Brief - Your output should be the records below, word for word and picture-free.

Saved data entries:

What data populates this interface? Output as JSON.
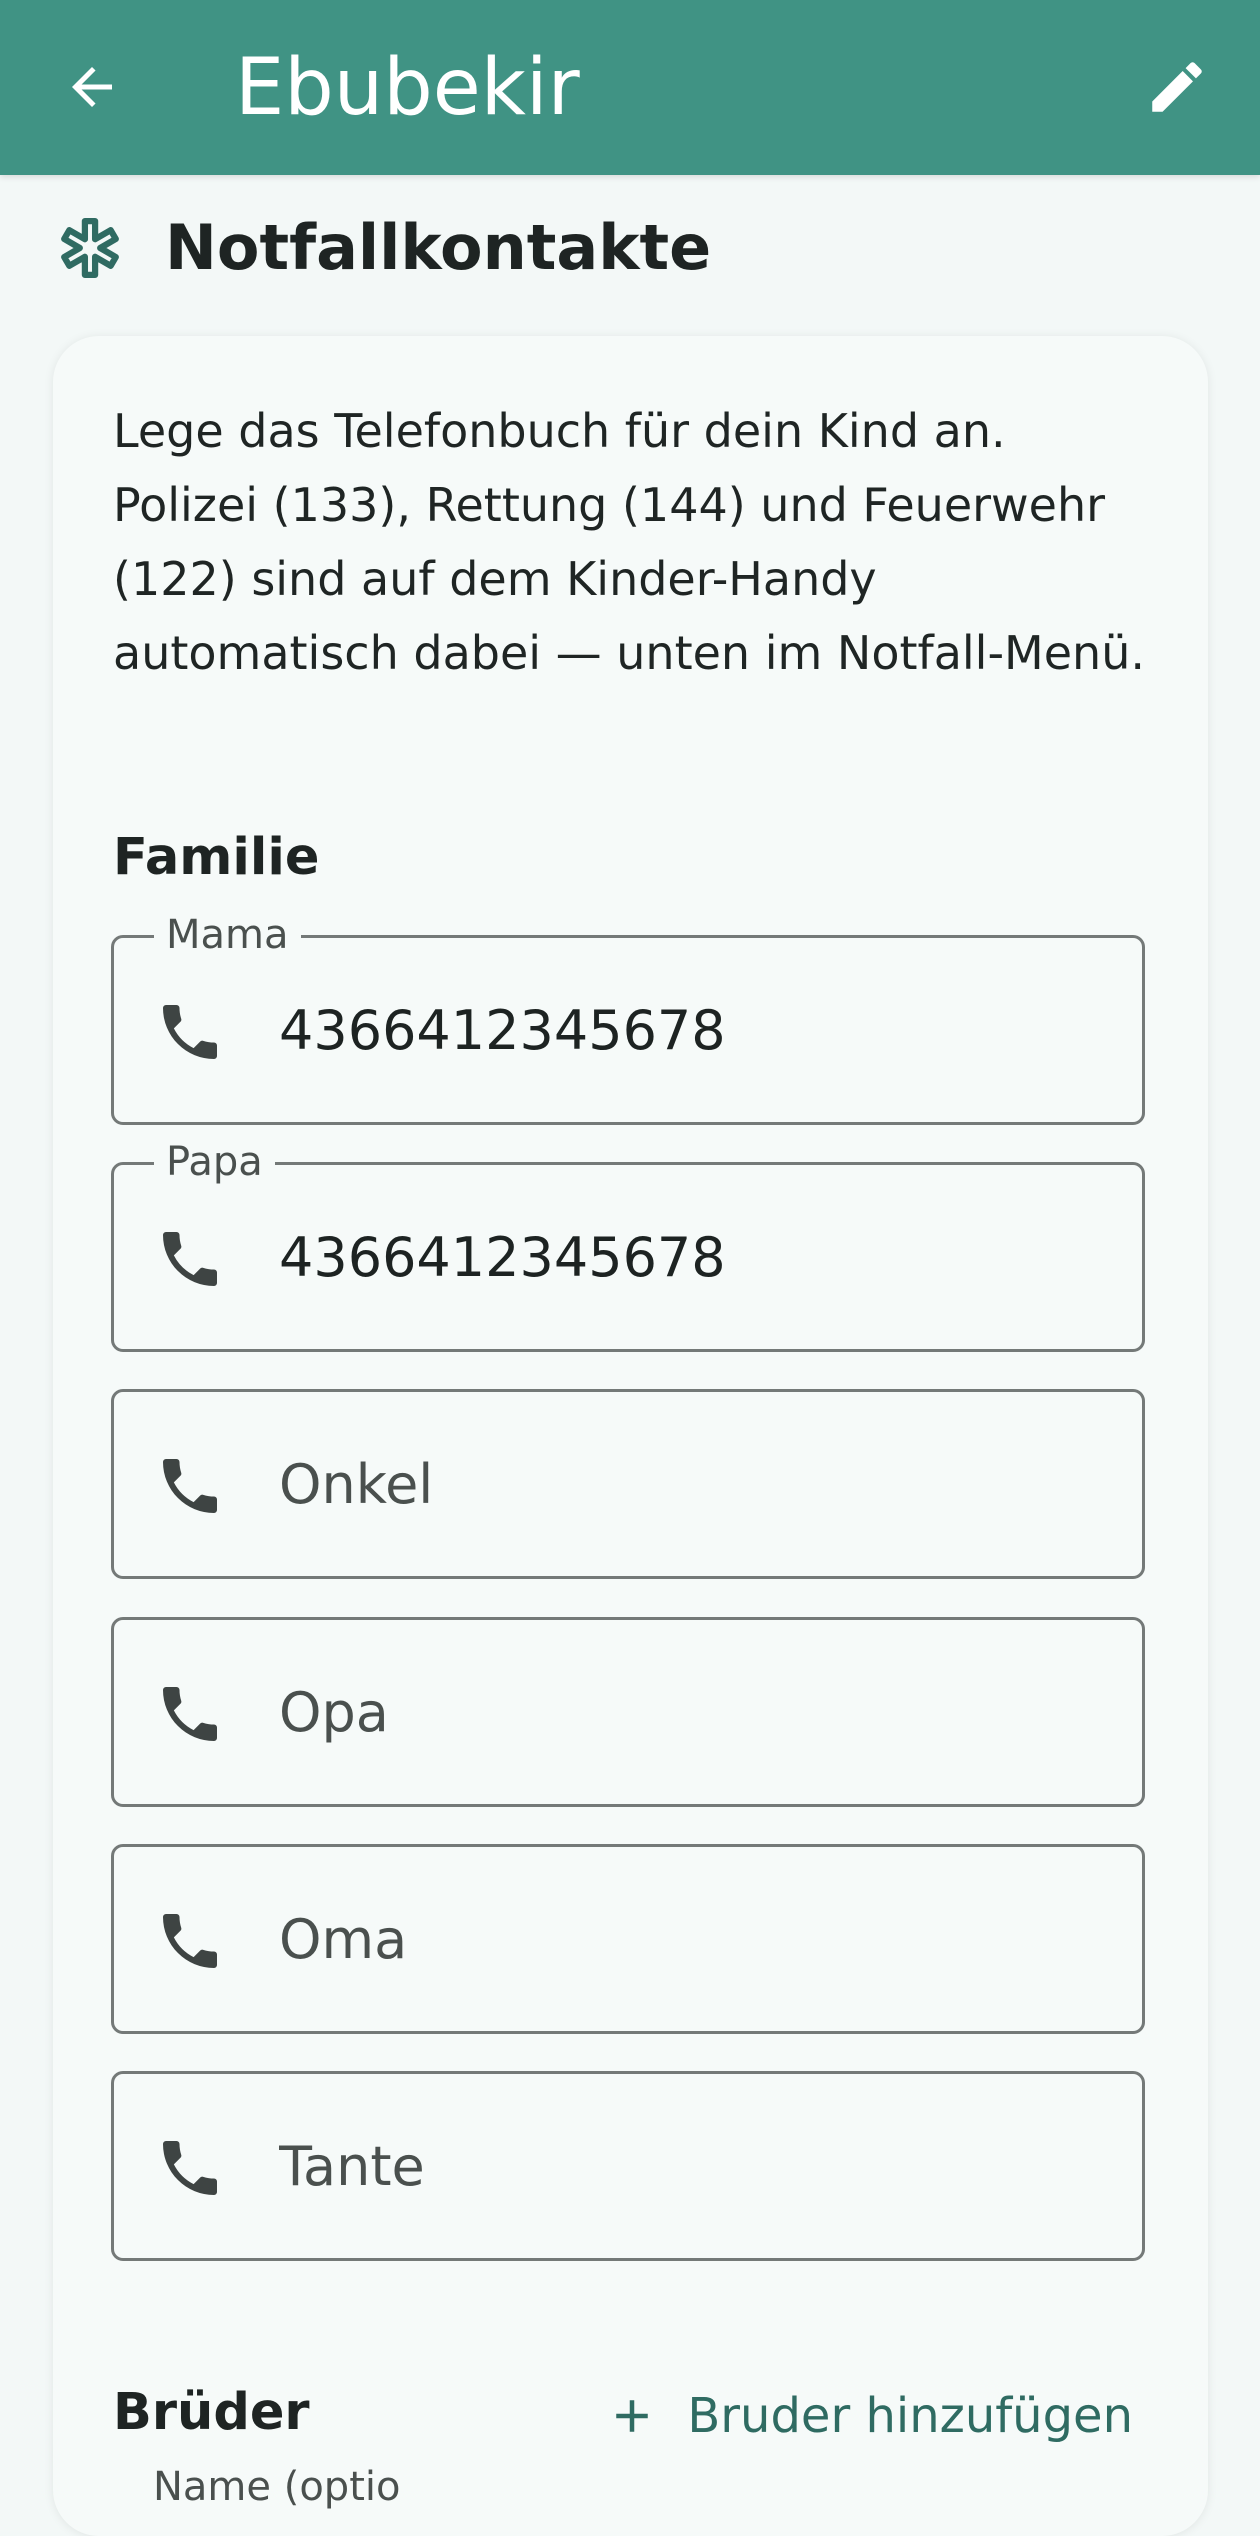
{
  "appbar": {
    "title": "Ebubekir",
    "back_icon": "arrow-back-icon",
    "edit_icon": "pencil-icon",
    "color": "#409384"
  },
  "section": {
    "title": "Notfallkontakte",
    "icon": "medical-asterisk-icon"
  },
  "intro": "Lege das Telefonbuch für dein Kind an. Polizei (133), Rettung (144) und Feuerwehr (122) sind auf dem Kinder-Handy automatisch dabei — unten im Notfall-Menü.",
  "family": {
    "title": "Familie",
    "fields": [
      {
        "label": "Mama",
        "value": "4366412345678",
        "placeholder": ""
      },
      {
        "label": "Papa",
        "value": "4366412345678",
        "placeholder": ""
      },
      {
        "label": "",
        "value": "",
        "placeholder": "Onkel"
      },
      {
        "label": "",
        "value": "",
        "placeholder": "Opa"
      },
      {
        "label": "",
        "value": "",
        "placeholder": "Oma"
      },
      {
        "label": "",
        "value": "",
        "placeholder": "Tante"
      }
    ]
  },
  "brothers": {
    "title": "Brüder",
    "add_label": "Bruder hinzufügen",
    "partial_label": "Name (optio"
  },
  "colors": {
    "accent": "#409384",
    "accent_dark": "#2F6B62",
    "icon": "#3E4443",
    "background": "#F3F8F7"
  }
}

Answer box -
What data populates this interface? Output as JSON.
{
  "appbar": {
    "title": "Ebubekir",
    "back_icon": "arrow-back-icon",
    "edit_icon": "pencil-icon",
    "color": "#409384"
  },
  "section": {
    "title": "Notfallkontakte",
    "icon": "medical-asterisk-icon"
  },
  "intro": "Lege das Telefonbuch für dein Kind an. Polizei (133), Rettung (144) und Feuerwehr (122) sind auf dem Kinder-Handy automatisch dabei — unten im Notfall-Menü.",
  "family": {
    "title": "Familie",
    "fields": [
      {
        "label": "Mama",
        "value": "4366412345678",
        "placeholder": ""
      },
      {
        "label": "Papa",
        "value": "4366412345678",
        "placeholder": ""
      },
      {
        "label": "",
        "value": "",
        "placeholder": "Onkel"
      },
      {
        "label": "",
        "value": "",
        "placeholder": "Opa"
      },
      {
        "label": "",
        "value": "",
        "placeholder": "Oma"
      },
      {
        "label": "",
        "value": "",
        "placeholder": "Tante"
      }
    ]
  },
  "brothers": {
    "title": "Brüder",
    "add_label": "Bruder hinzufügen",
    "partial_label": "Name (optio"
  },
  "colors": {
    "accent": "#409384",
    "accent_dark": "#2F6B62",
    "icon": "#3E4443",
    "background": "#F3F8F7"
  }
}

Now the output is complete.